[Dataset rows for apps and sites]
· · · · · · ·
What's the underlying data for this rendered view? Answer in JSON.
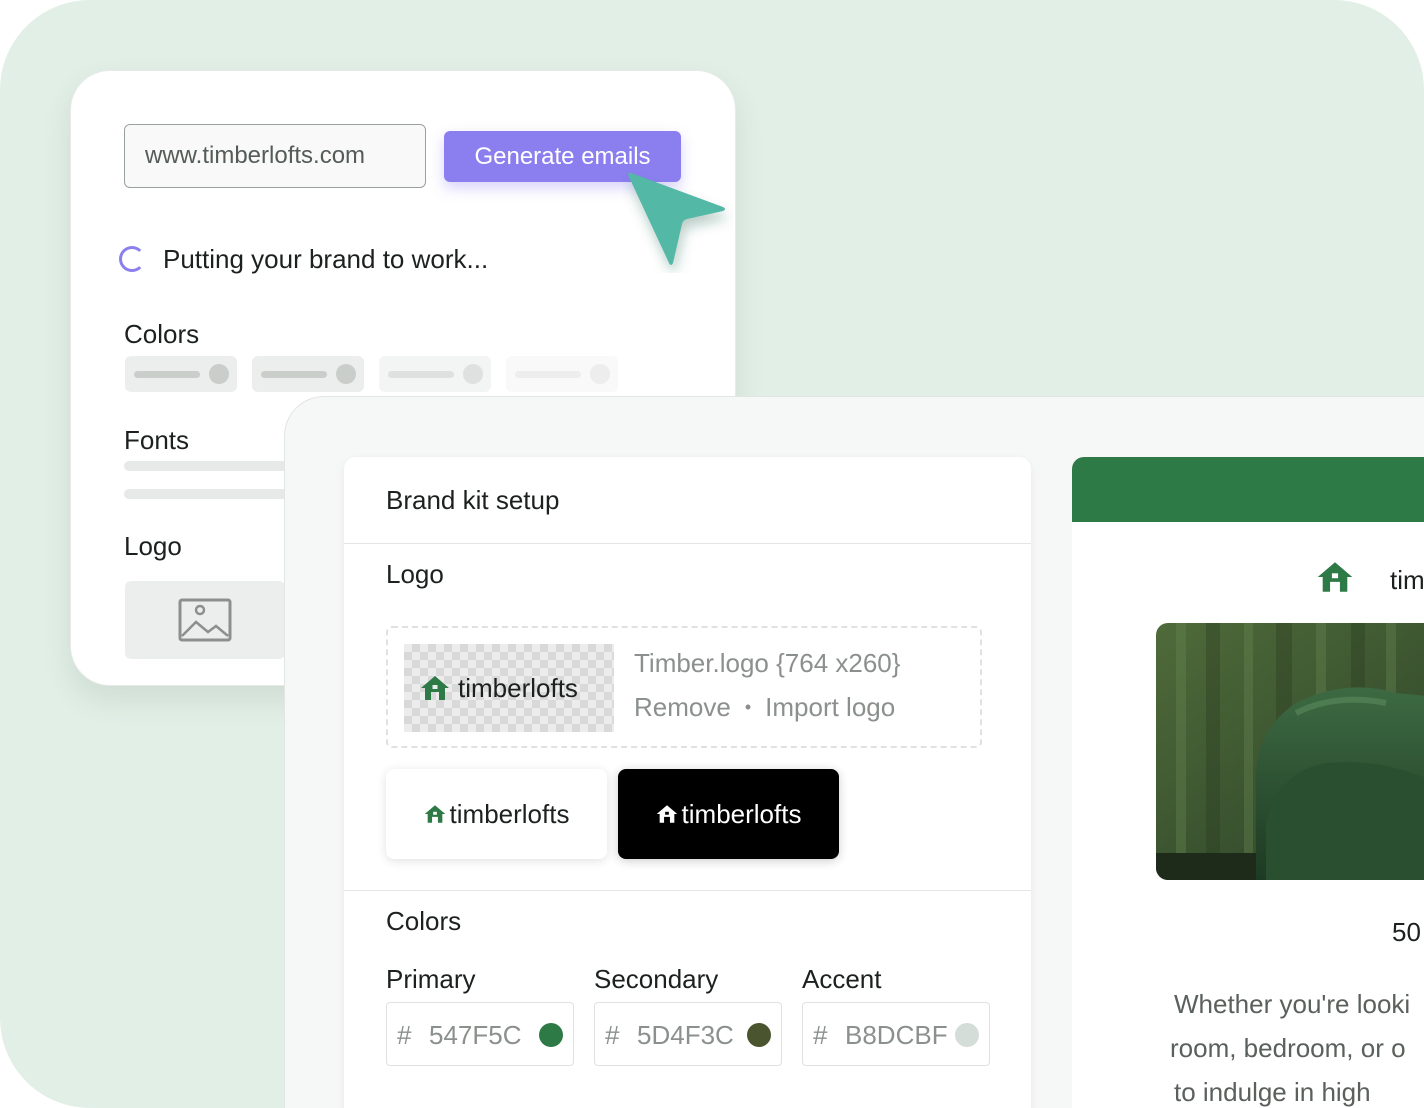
{
  "url_input": {
    "value": "www.timberlofts.com"
  },
  "generate_button": {
    "label": "Generate emails"
  },
  "loading": {
    "text": "Putting your brand to work..."
  },
  "back_sections": {
    "colors": "Colors",
    "fonts": "Fonts",
    "logo": "Logo"
  },
  "brand_kit": {
    "title": "Brand kit setup",
    "logo_section": "Logo",
    "logo_preview_name": "timberlofts",
    "logo_file": "Timber.logo {764 x260}",
    "remove_label": "Remove",
    "separator": "•",
    "import_label": "Import logo",
    "variant_light": "timberlofts",
    "variant_dark": "timberlofts",
    "colors_section": "Colors",
    "colors": [
      {
        "label": "Primary",
        "hash": "#",
        "hex": "547F5C",
        "swatch": "#2e7a47"
      },
      {
        "label": "Secondary",
        "hash": "#",
        "hex": "5D4F3C",
        "swatch": "#4a5530"
      },
      {
        "label": "Accent",
        "hash": "#",
        "hex": "B8DCBF",
        "swatch": "#d5ddd8"
      }
    ]
  },
  "email_preview": {
    "brand_text": "tim",
    "number_text": "50",
    "paragraph_lines": [
      "Whether you're looki",
      "room, bedroom, or o",
      "to indulge in high"
    ],
    "header_color": "#2e7a47"
  },
  "colors": {
    "accent_purple": "#8b7ff0",
    "brand_green": "#2e7a47",
    "cursor_teal": "#52b8a5",
    "background": "#e2efe6"
  }
}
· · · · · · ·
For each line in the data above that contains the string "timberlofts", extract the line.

    "value": "www.timberlofts.com"
    "logo_preview_name": "timberlofts",
    "variant_light": "timberlofts",
    "variant_dark": "timberlofts",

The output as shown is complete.